Many adults spent hours as children creating imaginary worlds out of legos (free from design prescription in the days before the company created lego objects for you). Now many of their children, both boys and girls — as well as many adults — are doing the same in a game called Minecraft, where single or group players dig for raw materials and create worlds out of a repeating cubic blocks in computer-generated “biomes.”
Much of the game involves building – in an undirected way — and the results are often astonishing. See the “Modern-style” home below by 13 year-old Ethan Stein, a guest on the show (listen to the audio below).
Minecraft was created by a Swedish designer name Markus “Notch” Persson, and released in 2009; it now has legions of followers who share their creations on YouTube. Now a book about Persson and the game has been published in English.
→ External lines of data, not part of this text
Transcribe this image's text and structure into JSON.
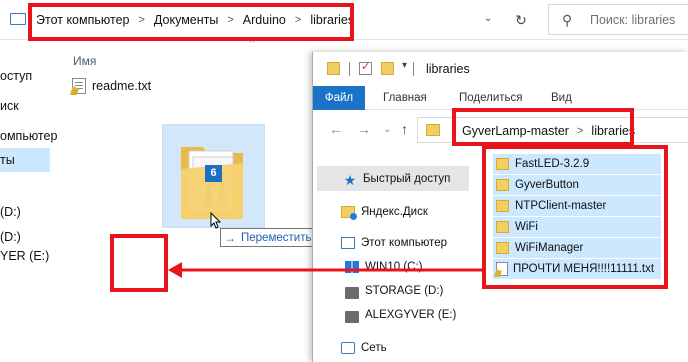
{
  "back_window": {
    "breadcrumbs": [
      "Этот компьютер",
      "Документы",
      "Arduino",
      "libraries"
    ],
    "search_placeholder": "Поиск: libraries",
    "sidebar_items": [
      "оступ",
      "иск",
      "омпьютер",
      "ты",
      "(D:)",
      "(D:)",
      "YER (E:)"
    ],
    "column_header": "Имя",
    "files": [
      {
        "name": "readme.txt",
        "icon": "text-file-icon"
      }
    ],
    "drag_badge_count": "6",
    "drag_tooltip": "Переместить в \"libraries\""
  },
  "front_window": {
    "title": "libraries",
    "ribbon_tabs": [
      "Файл",
      "Главная",
      "Поделиться",
      "Вид"
    ],
    "breadcrumbs": [
      "GyverLamp-master",
      "libraries"
    ],
    "nav_tree": [
      {
        "label": "Быстрый доступ",
        "icon": "star-icon",
        "selected": true
      },
      {
        "label": "Яндекс.Диск",
        "icon": "yandex-disk-icon",
        "selected": false
      },
      {
        "label": "Этот компьютер",
        "icon": "computer-icon",
        "selected": false
      },
      {
        "label": "WIN10 (C:)",
        "icon": "windows-drive-icon",
        "selected": false
      },
      {
        "label": "STORAGE (D:)",
        "icon": "drive-icon",
        "selected": false
      },
      {
        "label": "ALEXGYVER (E:)",
        "icon": "drive-icon",
        "selected": false
      },
      {
        "label": "Сеть",
        "icon": "network-icon",
        "selected": false
      }
    ],
    "files": [
      {
        "name": "FastLED-3.2.9",
        "icon": "folder-icon",
        "selected": true
      },
      {
        "name": "GyverButton",
        "icon": "folder-icon",
        "selected": true
      },
      {
        "name": "NTPClient-master",
        "icon": "folder-icon",
        "selected": true
      },
      {
        "name": "WiFi",
        "icon": "folder-icon",
        "selected": true
      },
      {
        "name": "WiFiManager",
        "icon": "folder-icon",
        "selected": true
      },
      {
        "name": "ПРОЧТИ МЕНЯ!!!!11111.txt",
        "icon": "text-file-icon",
        "selected": true
      }
    ]
  },
  "colors": {
    "annotation_red": "#e8141c",
    "selection_blue": "#cce8ff",
    "ribbon_file_blue": "#1a73c9"
  }
}
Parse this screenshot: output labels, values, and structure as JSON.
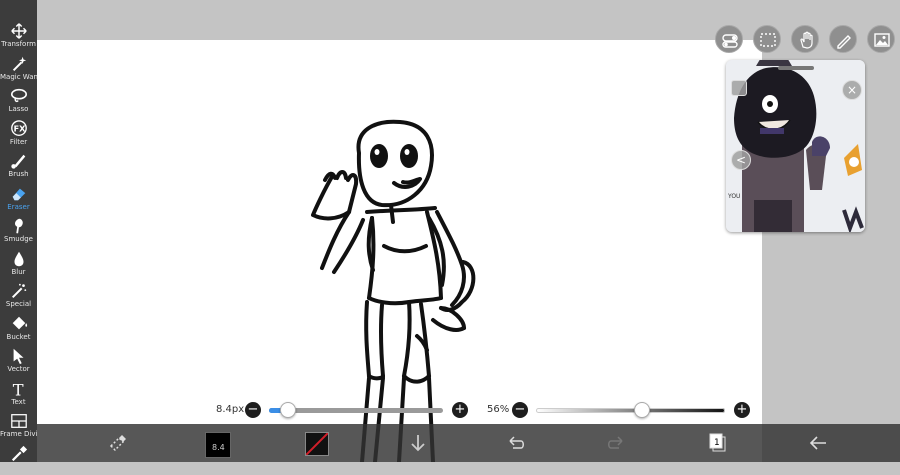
{
  "toolbar": {
    "items": [
      {
        "label": "Transform",
        "icon": "move-icon",
        "active": false
      },
      {
        "label": "Magic Wand",
        "icon": "magic-wand-icon",
        "active": false
      },
      {
        "label": "Lasso",
        "icon": "lasso-icon",
        "active": false
      },
      {
        "label": "Filter",
        "icon": "fx-icon",
        "active": false,
        "glyph": "FX"
      },
      {
        "label": "Brush",
        "icon": "brush-icon",
        "active": false
      },
      {
        "label": "Eraser",
        "icon": "eraser-icon",
        "active": true
      },
      {
        "label": "Smudge",
        "icon": "smudge-icon",
        "active": false
      },
      {
        "label": "Blur",
        "icon": "blur-drop-icon",
        "active": false
      },
      {
        "label": "Special",
        "icon": "special-wand-icon",
        "active": false
      },
      {
        "label": "Bucket",
        "icon": "bucket-icon",
        "active": false
      },
      {
        "label": "Vector",
        "icon": "vector-arrow-icon",
        "active": false
      },
      {
        "label": "Text",
        "icon": "text-icon",
        "active": false,
        "glyph": "T"
      },
      {
        "label": "Frame Divider",
        "icon": "frame-divider-icon",
        "active": false
      },
      {
        "label": "",
        "icon": "eyedropper-icon",
        "active": false
      }
    ]
  },
  "top_icons": [
    {
      "name": "toggle-icon"
    },
    {
      "name": "selection-icon"
    },
    {
      "name": "hand-icon"
    },
    {
      "name": "pen-icon"
    },
    {
      "name": "image-icon"
    }
  ],
  "reference_window": {
    "close_glyph": "×",
    "back_glyph": "<",
    "side_text": "YOU"
  },
  "sliders": {
    "brush_size": {
      "label": "8.4px",
      "minus": "−",
      "plus": "+",
      "value": 0.11
    },
    "opacity": {
      "label": "56%",
      "minus": "−",
      "plus": "+",
      "value": 0.56
    }
  },
  "bottom_bar": {
    "brush_preview_label": "8.4",
    "colors": {
      "accent": "#4aa3f0",
      "color_swatch_primary": "#d11f2a"
    }
  }
}
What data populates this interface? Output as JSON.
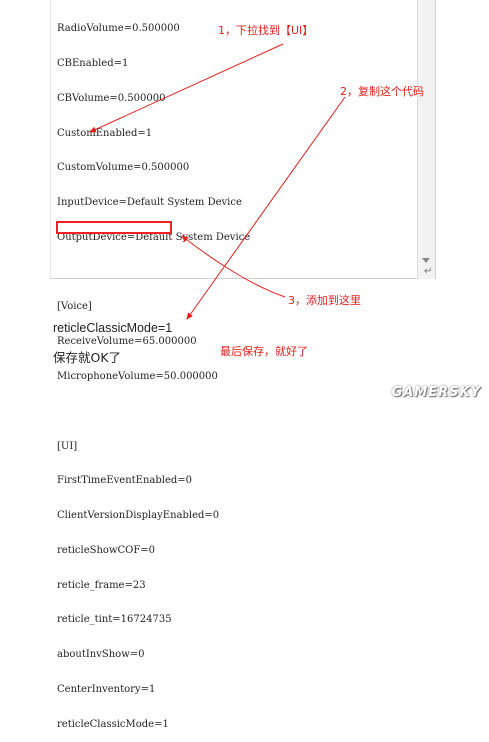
{
  "editor": {
    "lines": [
      "RadioVolume=0.500000",
      "CBEnabled=1",
      "CBVolume=0.500000",
      "CustomEnabled=1",
      "CustomVolume=0.500000",
      "InputDevice=Default System Device",
      "OutputDevice=Default System Device",
      "",
      "[Voice]",
      "ReceiveVolume=65.000000",
      "MicrophoneVolume=50.000000",
      "",
      "[UI]",
      "FirstTimeEventEnabled=0",
      "ClientVersionDisplayEnabled=0",
      "reticleShowCOF=0",
      "reticle_frame=23",
      "reticle_tint=16724735",
      "aboutInvShow=0",
      "CenterInventory=1",
      "reticleClassicMode=1"
    ]
  },
  "annotations": {
    "step1": "1，下拉找到【UI】",
    "step2": "2，复制这个代码",
    "step3": "3，添加到这里",
    "final": "最后保存，就好了"
  },
  "body_text": {
    "code_line": "reticleClassicMode=1",
    "save_note": "保存就OK了"
  },
  "watermark": "GAMERSKY",
  "colors": {
    "annotation": "#e0211c",
    "highlight_border": "#e22"
  }
}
It’s called Minecraft: The Unlikely Tale of Markus Notch Persson and the Game that Changed Everything and it’s rags to riches tale of an introverted young man in a troubled home with a gift for programming, that also takes the reader on a fascinating ride through the world of indie video game design.
The authors are Swedish tech writers Daniel Goldberg and Linus Larsson. DnA spoke with them on Skype last week. Among the revelations the pair shared in the conversation: Stockholm, Sweden “punches above its weight” in the gaming industry, in part because when Persson was growing up, the Swedish government subsidized the purchase of a computer for all Swedish families!
Incidentally, Markus Persson started out as a child playing legos. Now Lego has licensed Minecraft.